Exercise materials =>
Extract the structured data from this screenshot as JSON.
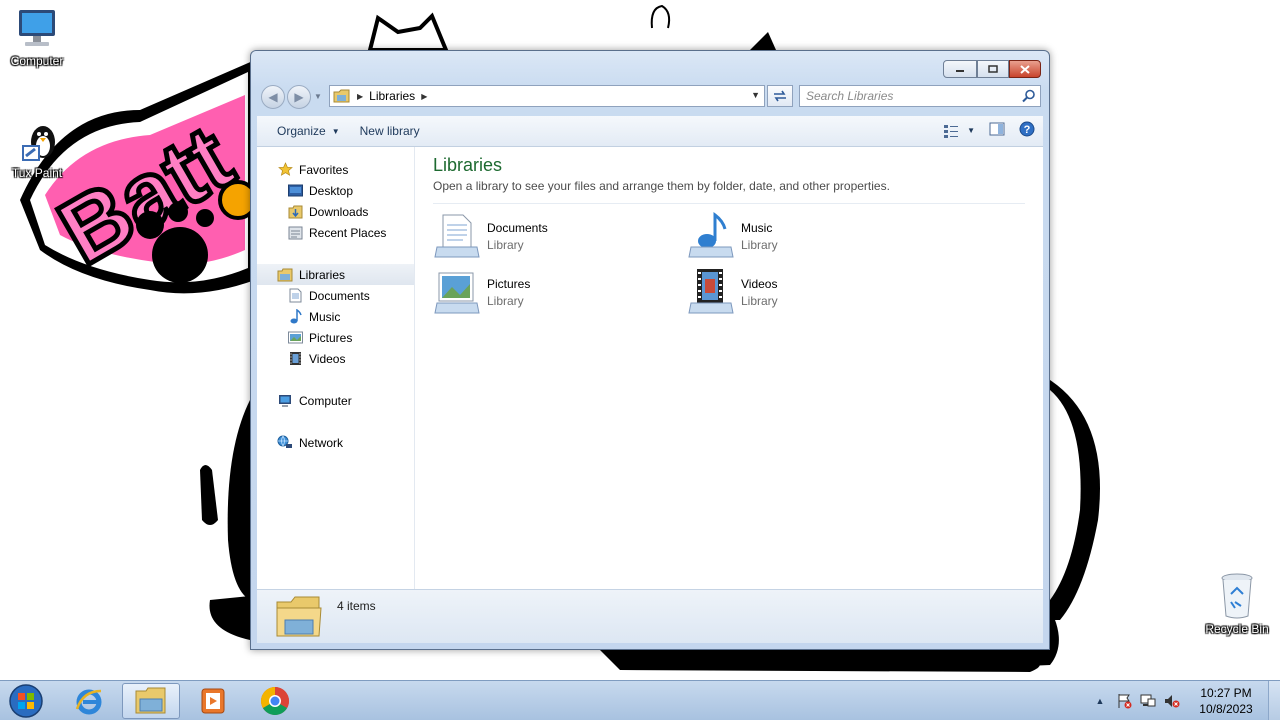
{
  "desktop": {
    "icons": [
      {
        "name": "computer",
        "label": "Computer",
        "icon": "computer-icon"
      },
      {
        "name": "tux-paint",
        "label": "Tux Paint",
        "icon": "tux-paint-icon"
      },
      {
        "name": "recycle-bin",
        "label": "Recycle Bin",
        "icon": "recycle-bin-icon"
      }
    ]
  },
  "window": {
    "address": {
      "crumb": "Libraries"
    },
    "search": {
      "placeholder": "Search Libraries"
    },
    "toolbar": {
      "organize_label": "Organize",
      "new_library_label": "New library"
    },
    "navpane": {
      "favorites": "Favorites",
      "desktop": "Desktop",
      "downloads": "Downloads",
      "recent_places": "Recent Places",
      "libraries": "Libraries",
      "documents": "Documents",
      "music": "Music",
      "pictures": "Pictures",
      "videos": "Videos",
      "computer": "Computer",
      "network": "Network"
    },
    "content": {
      "title": "Libraries",
      "subtitle": "Open a library to see your files and arrange them by folder, date, and other properties.",
      "libraries": [
        {
          "name": "Documents",
          "type": "Library"
        },
        {
          "name": "Music",
          "type": "Library"
        },
        {
          "name": "Pictures",
          "type": "Library"
        },
        {
          "name": "Videos",
          "type": "Library"
        }
      ]
    },
    "status": {
      "count": "4 items"
    }
  },
  "taskbar": {
    "items": [
      "start-orb",
      "internet-explorer",
      "windows-explorer",
      "media-player",
      "chrome"
    ],
    "clock": {
      "time": "10:27 PM",
      "date": "10/8/2023"
    }
  },
  "colors": {
    "title_green": "#1d6a30",
    "taskbar": "#b7cde6",
    "link_blue": "#1e395b"
  }
}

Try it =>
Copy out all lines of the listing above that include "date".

Task result =>
      "subtitle": "Open a library to see your files and arrange them by folder, date, and other properties.",
      "date": "10/8/2023"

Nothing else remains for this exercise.